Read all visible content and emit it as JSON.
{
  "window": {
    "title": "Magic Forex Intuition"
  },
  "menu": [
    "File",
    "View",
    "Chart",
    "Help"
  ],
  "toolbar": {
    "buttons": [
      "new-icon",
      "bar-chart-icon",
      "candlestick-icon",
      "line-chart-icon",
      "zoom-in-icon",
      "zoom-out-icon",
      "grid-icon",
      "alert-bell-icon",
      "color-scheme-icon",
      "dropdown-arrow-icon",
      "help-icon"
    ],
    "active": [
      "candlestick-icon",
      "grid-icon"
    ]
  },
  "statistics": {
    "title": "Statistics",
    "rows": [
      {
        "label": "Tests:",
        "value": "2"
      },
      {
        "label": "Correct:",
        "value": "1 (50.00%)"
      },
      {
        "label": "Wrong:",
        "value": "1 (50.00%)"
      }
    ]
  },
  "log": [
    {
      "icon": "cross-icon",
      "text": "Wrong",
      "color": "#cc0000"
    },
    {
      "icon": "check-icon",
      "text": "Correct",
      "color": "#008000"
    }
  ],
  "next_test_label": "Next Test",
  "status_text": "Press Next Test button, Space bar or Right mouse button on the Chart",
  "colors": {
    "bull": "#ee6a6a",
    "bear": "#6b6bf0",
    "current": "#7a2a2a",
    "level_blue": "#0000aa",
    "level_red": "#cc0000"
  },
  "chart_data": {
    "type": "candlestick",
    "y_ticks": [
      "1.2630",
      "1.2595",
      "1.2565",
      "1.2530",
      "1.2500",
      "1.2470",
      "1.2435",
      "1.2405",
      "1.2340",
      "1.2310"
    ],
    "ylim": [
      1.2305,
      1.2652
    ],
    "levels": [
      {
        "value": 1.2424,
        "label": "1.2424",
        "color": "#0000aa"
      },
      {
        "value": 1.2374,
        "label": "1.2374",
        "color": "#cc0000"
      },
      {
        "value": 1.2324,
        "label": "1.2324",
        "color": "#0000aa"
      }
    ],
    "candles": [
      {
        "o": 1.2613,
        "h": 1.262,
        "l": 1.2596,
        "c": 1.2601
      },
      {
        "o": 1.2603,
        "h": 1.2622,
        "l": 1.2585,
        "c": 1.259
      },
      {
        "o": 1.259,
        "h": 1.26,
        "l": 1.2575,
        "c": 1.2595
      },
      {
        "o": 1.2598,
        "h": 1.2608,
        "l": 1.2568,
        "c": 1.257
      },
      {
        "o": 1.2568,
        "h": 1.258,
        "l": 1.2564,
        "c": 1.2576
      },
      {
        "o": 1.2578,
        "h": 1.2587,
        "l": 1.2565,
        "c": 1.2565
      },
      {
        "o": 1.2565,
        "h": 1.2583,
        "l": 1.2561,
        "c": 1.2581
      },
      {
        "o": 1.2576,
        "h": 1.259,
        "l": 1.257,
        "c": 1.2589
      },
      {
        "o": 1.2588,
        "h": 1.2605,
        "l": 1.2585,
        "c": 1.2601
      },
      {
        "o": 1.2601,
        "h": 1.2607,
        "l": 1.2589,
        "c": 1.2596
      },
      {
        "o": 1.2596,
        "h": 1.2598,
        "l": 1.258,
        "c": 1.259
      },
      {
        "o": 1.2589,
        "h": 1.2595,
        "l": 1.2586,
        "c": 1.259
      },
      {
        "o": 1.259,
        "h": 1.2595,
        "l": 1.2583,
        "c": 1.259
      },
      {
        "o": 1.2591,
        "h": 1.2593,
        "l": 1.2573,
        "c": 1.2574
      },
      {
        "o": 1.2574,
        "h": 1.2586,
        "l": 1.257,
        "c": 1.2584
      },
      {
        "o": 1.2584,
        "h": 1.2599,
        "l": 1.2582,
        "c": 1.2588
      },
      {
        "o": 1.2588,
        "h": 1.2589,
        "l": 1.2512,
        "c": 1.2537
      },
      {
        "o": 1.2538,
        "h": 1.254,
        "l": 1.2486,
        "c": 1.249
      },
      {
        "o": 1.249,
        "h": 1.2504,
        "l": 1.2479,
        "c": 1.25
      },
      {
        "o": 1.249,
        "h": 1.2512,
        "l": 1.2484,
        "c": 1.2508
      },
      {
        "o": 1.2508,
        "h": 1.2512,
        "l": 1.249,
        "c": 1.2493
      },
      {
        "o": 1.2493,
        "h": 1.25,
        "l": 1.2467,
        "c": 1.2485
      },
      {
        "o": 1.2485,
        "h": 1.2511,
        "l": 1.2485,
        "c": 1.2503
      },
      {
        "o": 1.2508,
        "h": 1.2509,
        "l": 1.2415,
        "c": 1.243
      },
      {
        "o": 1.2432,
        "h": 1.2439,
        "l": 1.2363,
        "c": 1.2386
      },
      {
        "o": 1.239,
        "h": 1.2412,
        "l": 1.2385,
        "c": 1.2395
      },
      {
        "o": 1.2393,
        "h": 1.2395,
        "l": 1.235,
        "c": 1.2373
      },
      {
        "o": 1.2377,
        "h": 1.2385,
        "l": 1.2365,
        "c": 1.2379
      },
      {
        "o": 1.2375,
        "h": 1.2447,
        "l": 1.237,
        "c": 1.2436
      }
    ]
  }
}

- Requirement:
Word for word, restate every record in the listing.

- Answer to this task:
Read all visible content and emit it as JSON.
{
  "window": {
    "title": "Magic Forex Intuition"
  },
  "menu": [
    "File",
    "View",
    "Chart",
    "Help"
  ],
  "toolbar": {
    "buttons": [
      "new-icon",
      "bar-chart-icon",
      "candlestick-icon",
      "line-chart-icon",
      "zoom-in-icon",
      "zoom-out-icon",
      "grid-icon",
      "alert-bell-icon",
      "color-scheme-icon",
      "dropdown-arrow-icon",
      "help-icon"
    ],
    "active": [
      "candlestick-icon",
      "grid-icon"
    ]
  },
  "statistics": {
    "title": "Statistics",
    "rows": [
      {
        "label": "Tests:",
        "value": "2"
      },
      {
        "label": "Correct:",
        "value": "1 (50.00%)"
      },
      {
        "label": "Wrong:",
        "value": "1 (50.00%)"
      }
    ]
  },
  "log": [
    {
      "icon": "cross-icon",
      "text": "Wrong",
      "color": "#cc0000"
    },
    {
      "icon": "check-icon",
      "text": "Correct",
      "color": "#008000"
    }
  ],
  "next_test_label": "Next Test",
  "status_text": "Press Next Test button, Space bar or Right mouse button on the Chart",
  "colors": {
    "bull": "#ee6a6a",
    "bear": "#6b6bf0",
    "current": "#7a2a2a",
    "level_blue": "#0000aa",
    "level_red": "#cc0000"
  },
  "chart_data": {
    "type": "candlestick",
    "y_ticks": [
      "1.2630",
      "1.2595",
      "1.2565",
      "1.2530",
      "1.2500",
      "1.2470",
      "1.2435",
      "1.2405",
      "1.2340",
      "1.2310"
    ],
    "ylim": [
      1.2305,
      1.2652
    ],
    "levels": [
      {
        "value": 1.2424,
        "label": "1.2424",
        "color": "#0000aa"
      },
      {
        "value": 1.2374,
        "label": "1.2374",
        "color": "#cc0000"
      },
      {
        "value": 1.2324,
        "label": "1.2324",
        "color": "#0000aa"
      }
    ],
    "candles": [
      {
        "o": 1.2613,
        "h": 1.262,
        "l": 1.2596,
        "c": 1.2601
      },
      {
        "o": 1.2603,
        "h": 1.2622,
        "l": 1.2585,
        "c": 1.259
      },
      {
        "o": 1.259,
        "h": 1.26,
        "l": 1.2575,
        "c": 1.2595
      },
      {
        "o": 1.2598,
        "h": 1.2608,
        "l": 1.2568,
        "c": 1.257
      },
      {
        "o": 1.2568,
        "h": 1.258,
        "l": 1.2564,
        "c": 1.2576
      },
      {
        "o": 1.2578,
        "h": 1.2587,
        "l": 1.2565,
        "c": 1.2565
      },
      {
        "o": 1.2565,
        "h": 1.2583,
        "l": 1.2561,
        "c": 1.2581
      },
      {
        "o": 1.2576,
        "h": 1.259,
        "l": 1.257,
        "c": 1.2589
      },
      {
        "o": 1.2588,
        "h": 1.2605,
        "l": 1.2585,
        "c": 1.2601
      },
      {
        "o": 1.2601,
        "h": 1.2607,
        "l": 1.2589,
        "c": 1.2596
      },
      {
        "o": 1.2596,
        "h": 1.2598,
        "l": 1.258,
        "c": 1.259
      },
      {
        "o": 1.2589,
        "h": 1.2595,
        "l": 1.2586,
        "c": 1.259
      },
      {
        "o": 1.259,
        "h": 1.2595,
        "l": 1.2583,
        "c": 1.259
      },
      {
        "o": 1.2591,
        "h": 1.2593,
        "l": 1.2573,
        "c": 1.2574
      },
      {
        "o": 1.2574,
        "h": 1.2586,
        "l": 1.257,
        "c": 1.2584
      },
      {
        "o": 1.2584,
        "h": 1.2599,
        "l": 1.2582,
        "c": 1.2588
      },
      {
        "o": 1.2588,
        "h": 1.2589,
        "l": 1.2512,
        "c": 1.2537
      },
      {
        "o": 1.2538,
        "h": 1.254,
        "l": 1.2486,
        "c": 1.249
      },
      {
        "o": 1.249,
        "h": 1.2504,
        "l": 1.2479,
        "c": 1.25
      },
      {
        "o": 1.249,
        "h": 1.2512,
        "l": 1.2484,
        "c": 1.2508
      },
      {
        "o": 1.2508,
        "h": 1.2512,
        "l": 1.249,
        "c": 1.2493
      },
      {
        "o": 1.2493,
        "h": 1.25,
        "l": 1.2467,
        "c": 1.2485
      },
      {
        "o": 1.2485,
        "h": 1.2511,
        "l": 1.2485,
        "c": 1.2503
      },
      {
        "o": 1.2508,
        "h": 1.2509,
        "l": 1.2415,
        "c": 1.243
      },
      {
        "o": 1.2432,
        "h": 1.2439,
        "l": 1.2363,
        "c": 1.2386
      },
      {
        "o": 1.239,
        "h": 1.2412,
        "l": 1.2385,
        "c": 1.2395
      },
      {
        "o": 1.2393,
        "h": 1.2395,
        "l": 1.235,
        "c": 1.2373
      },
      {
        "o": 1.2377,
        "h": 1.2385,
        "l": 1.2365,
        "c": 1.2379
      },
      {
        "o": 1.2375,
        "h": 1.2447,
        "l": 1.237,
        "c": 1.2436
      }
    ]
  }
}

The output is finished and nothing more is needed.